2. VISUAL STIMULATION: I need to see your face. In a LDR, this is usually accomplished on a regular basis by Facetime, Tango, Skype, or similar webcam forms of visual stimulation. This allows those in a long-distance love to feel connected to their significant other, as if they’re actually there every day. This is nice and all, but we still need to touch each other. Not exactly in THAT way all the time, but I do need to hold your hand once in a while. This is my way of saying that even people in long distance relationships need to see each other in person. If there is no effort into making the trip from LA to Mobile, Alabama every once in a while, I think you’re doomed. Trust me, I know how hard it is to make travel plans and the costs involved to do so. However, if you want to make it work, you will find a way. I have a friend whose husband lives in SOUTH AFRICA. And she lives in Miami. They’ve been doing the LDR thing for over 3 years now, making it a point to save up for trips around the world where they can meet in the middle to keep this love thang going. So if they can make it work, surely you can get your ass on plane from Toledo to come and see me.
3. TRUST IN YOUR SITUATION: “You need to trust me”. It’s a simple phrase, but shouldn’t be uttered in my opinion. I don’t need to do anything, I should just do it if I truly want this LDR or any other type of relationship to work. And so should you. Trust is the most important aspect of any relationship, and this is no secret. When people are miles away from each other, this component of love can be the most difficult one to deal with. Your boyfriend is on the other side of the country and you see he posts a photo on Facebook from a party he attended last night. Are you automatically worried about the lady next to him? She could be a co-worker, boss, or part of a larger group of friends. Are you texting him constantly, letting the rage build after every keystroke? If the answer is “yes”, you may have trust issues. And if he can’t trust you either, then what are you doing? No reason for heartache a million miles away if you cannot be trusted to live a faithful life from afar.

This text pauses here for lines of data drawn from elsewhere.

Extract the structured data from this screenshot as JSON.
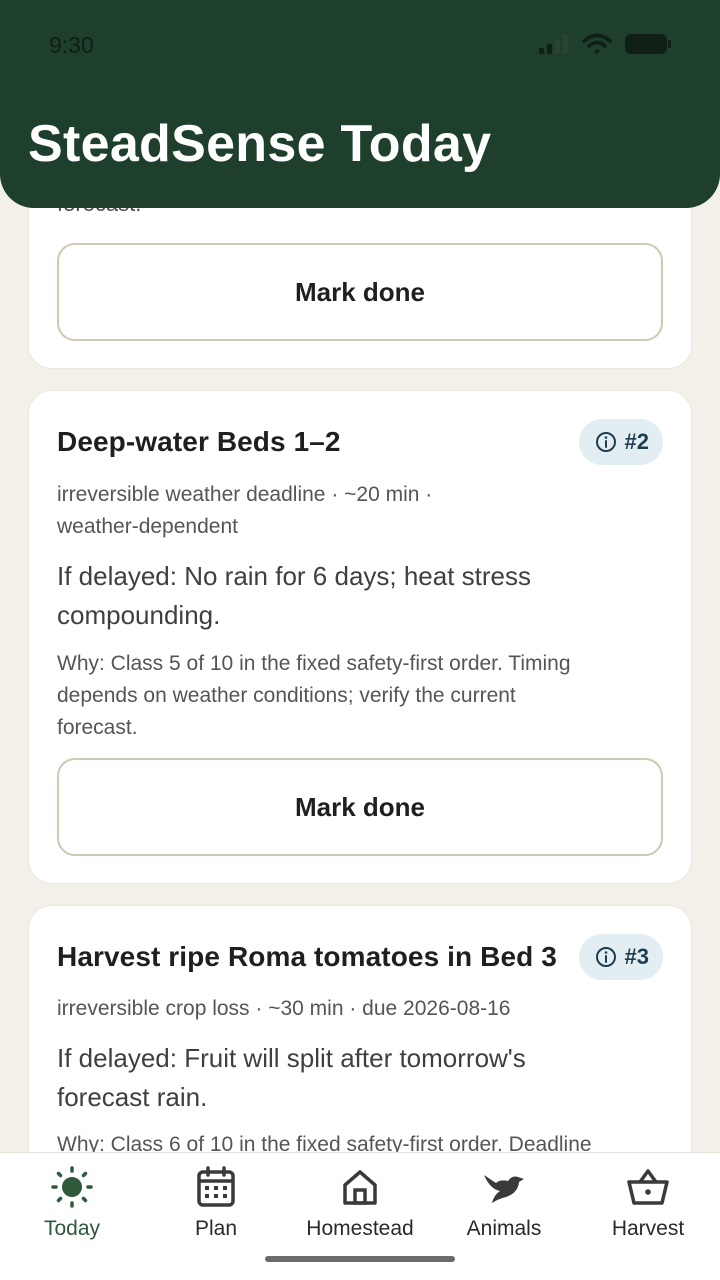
{
  "status_bar": {
    "time": "9:30"
  },
  "header": {
    "title": "SteadSense Today"
  },
  "cards": [
    {
      "partial_text": "forecast.",
      "button_label": "Mark done"
    },
    {
      "title": "Deep-water Beds 1–2",
      "rank": "#2",
      "meta_line1": "irreversible weather deadline · ~20 min ·",
      "meta_line2": "weather-dependent",
      "delay_line1": "If delayed: No rain for 6 days; heat stress",
      "delay_line2": "compounding.",
      "why_line1": "Why: Class 5 of 10 in the fixed safety-first order. Timing",
      "why_line2": "depends on weather conditions; verify the current",
      "why_line3": "forecast.",
      "button_label": "Mark done"
    },
    {
      "title": "Harvest ripe Roma tomatoes in Bed 3",
      "rank": "#3",
      "meta_line1": "irreversible crop loss · ~30 min · due 2026-08-16",
      "delay_line1": "If delayed: Fruit will split after tomorrow's",
      "delay_line2": "forecast rain.",
      "why_line1": "Why: Class 6 of 10 in the fixed safety-first order. Deadline"
    }
  ],
  "nav": [
    {
      "label": "Today",
      "icon": "sun-icon",
      "active": true
    },
    {
      "label": "Plan",
      "icon": "calendar-icon",
      "active": false
    },
    {
      "label": "Homestead",
      "icon": "house-icon",
      "active": false
    },
    {
      "label": "Animals",
      "icon": "bird-icon",
      "active": false
    },
    {
      "label": "Harvest",
      "icon": "basket-icon",
      "active": false
    }
  ],
  "colors": {
    "header_bg": "#1e3f2c",
    "page_bg": "#f3f0e9",
    "badge_bg": "#e3eef3",
    "active_nav": "#2e5a3b"
  }
}
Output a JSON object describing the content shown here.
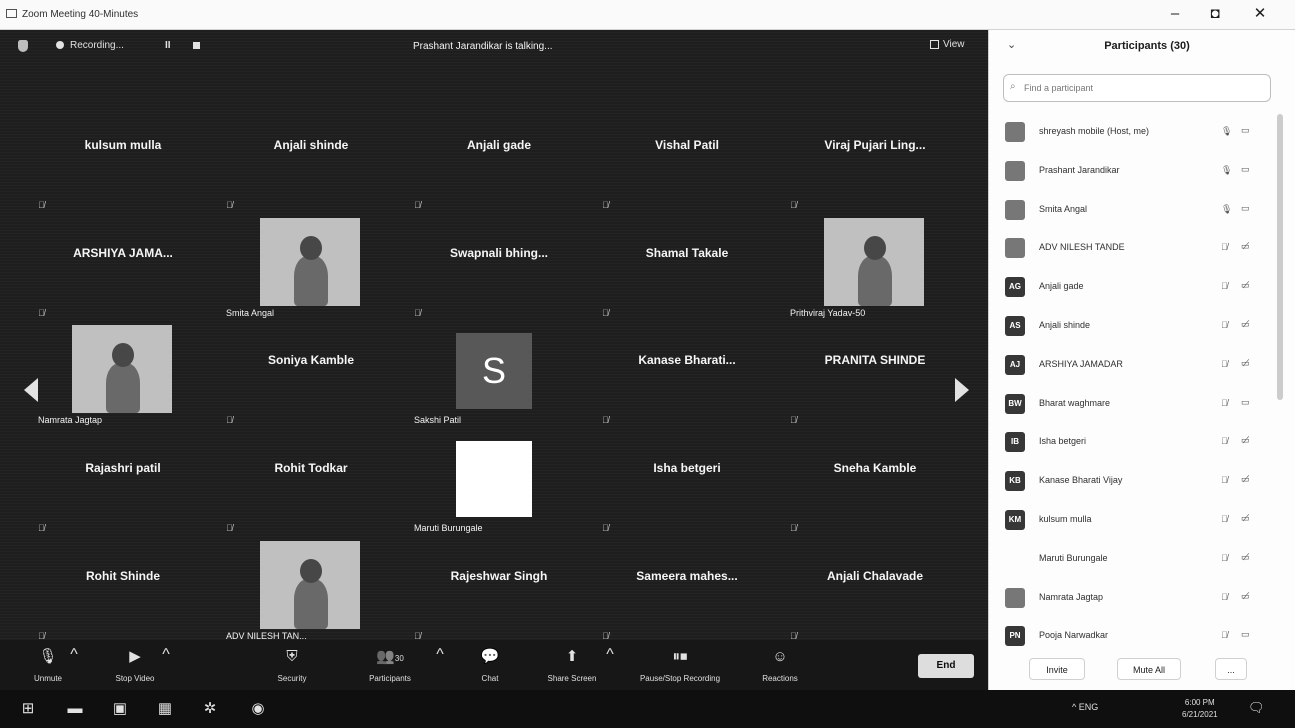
{
  "window": {
    "title": "Zoom Meeting 40-Minutes",
    "minimize": "–",
    "maximize": "◘",
    "close": "✕"
  },
  "topbar": {
    "recording": "Recording...",
    "pause": "II",
    "talking": "Prashant Jarandikar is talking...",
    "view": "View"
  },
  "tiles": [
    {
      "name": "kulsum mulla",
      "type": "name"
    },
    {
      "name": "Anjali shinde",
      "type": "name"
    },
    {
      "name": "Anjali gade",
      "type": "name"
    },
    {
      "name": "Vishal Patil",
      "type": "name"
    },
    {
      "name": "Viraj Pujari Ling...",
      "type": "name"
    },
    {
      "name": "ARSHIYA JAMA...",
      "type": "name"
    },
    {
      "name": "Smita Angal",
      "type": "video"
    },
    {
      "name": "Swapnali bhing...",
      "type": "name"
    },
    {
      "name": "Shamal Takale",
      "type": "name"
    },
    {
      "name": "Prithviraj Yadav-50",
      "type": "video"
    },
    {
      "name": "Namrata Jagtap",
      "type": "video"
    },
    {
      "name": "Soniya Kamble",
      "type": "name"
    },
    {
      "name": "Sakshi Patil",
      "type": "letter",
      "letter": "S"
    },
    {
      "name": "Kanase Bharati...",
      "type": "name"
    },
    {
      "name": "PRANITA SHINDE",
      "type": "name"
    },
    {
      "name": "Rajashri patil",
      "type": "name"
    },
    {
      "name": "Rohit Todkar",
      "type": "name"
    },
    {
      "name": "Maruti Burungale",
      "type": "blank"
    },
    {
      "name": "Isha betgeri",
      "type": "name"
    },
    {
      "name": "Sneha Kamble",
      "type": "name"
    },
    {
      "name": "Rohit Shinde",
      "type": "name"
    },
    {
      "name": "ADV NILESH TAN...",
      "type": "video"
    },
    {
      "name": "Rajeshwar Singh",
      "type": "name"
    },
    {
      "name": "Sameera mahes...",
      "type": "name"
    },
    {
      "name": "Anjali Chalavade",
      "type": "name"
    }
  ],
  "toolbar": {
    "unmute": "Unmute",
    "stop_video": "Stop Video",
    "security": "Security",
    "participants": "Participants",
    "participants_count": "30",
    "chat": "Chat",
    "share_screen": "Share Screen",
    "pause_stop_recording": "Pause/Stop Recording",
    "reactions": "Reactions",
    "end": "End"
  },
  "panel": {
    "title": "Participants (30)",
    "search_placeholder": "Find a participant",
    "participants": [
      {
        "name": "shreyash mobile (Host, me)",
        "avatar": "",
        "photo": true,
        "mic": "on",
        "cam": "on"
      },
      {
        "name": "Prashant Jarandikar",
        "avatar": "",
        "photo": true,
        "mic": "on",
        "cam": "on"
      },
      {
        "name": "Smita Angal",
        "avatar": "",
        "photo": true,
        "mic": "on",
        "cam": "on"
      },
      {
        "name": "ADV NILESH TANDE",
        "avatar": "",
        "photo": true,
        "mic": "off",
        "cam": "off"
      },
      {
        "name": "Anjali gade",
        "avatar": "AG",
        "photo": false,
        "mic": "off",
        "cam": "off"
      },
      {
        "name": "Anjali shinde",
        "avatar": "AS",
        "photo": false,
        "mic": "off",
        "cam": "off"
      },
      {
        "name": "ARSHIYA JAMADAR",
        "avatar": "AJ",
        "photo": false,
        "mic": "off",
        "cam": "off"
      },
      {
        "name": "Bharat waghmare",
        "avatar": "BW",
        "photo": false,
        "mic": "off",
        "cam": "on"
      },
      {
        "name": "Isha betgeri",
        "avatar": "IB",
        "photo": false,
        "mic": "off",
        "cam": "off"
      },
      {
        "name": "Kanase Bharati Vijay",
        "avatar": "KB",
        "photo": false,
        "mic": "off",
        "cam": "off"
      },
      {
        "name": "kulsum mulla",
        "avatar": "KM",
        "photo": false,
        "mic": "off",
        "cam": "off"
      },
      {
        "name": "Maruti Burungale",
        "avatar": "",
        "photo": false,
        "mic": "off",
        "cam": "off"
      },
      {
        "name": "Namrata Jagtap",
        "avatar": "",
        "photo": true,
        "mic": "off",
        "cam": "off"
      },
      {
        "name": "Pooja Narwadkar",
        "avatar": "PN",
        "photo": false,
        "mic": "off",
        "cam": "on"
      }
    ],
    "invite": "Invite",
    "mute_all": "Mute All",
    "more": "..."
  },
  "taskbar": {
    "tray": "^ ENG",
    "time": "6:00 PM",
    "date": "6/21/2021"
  }
}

If you are going to engage in a LDR, you need to be confident in yourself, your partner, your relationship, and resist the urge to ride out on someone from miles away.
Read more of my hot mess at Hot Mess Life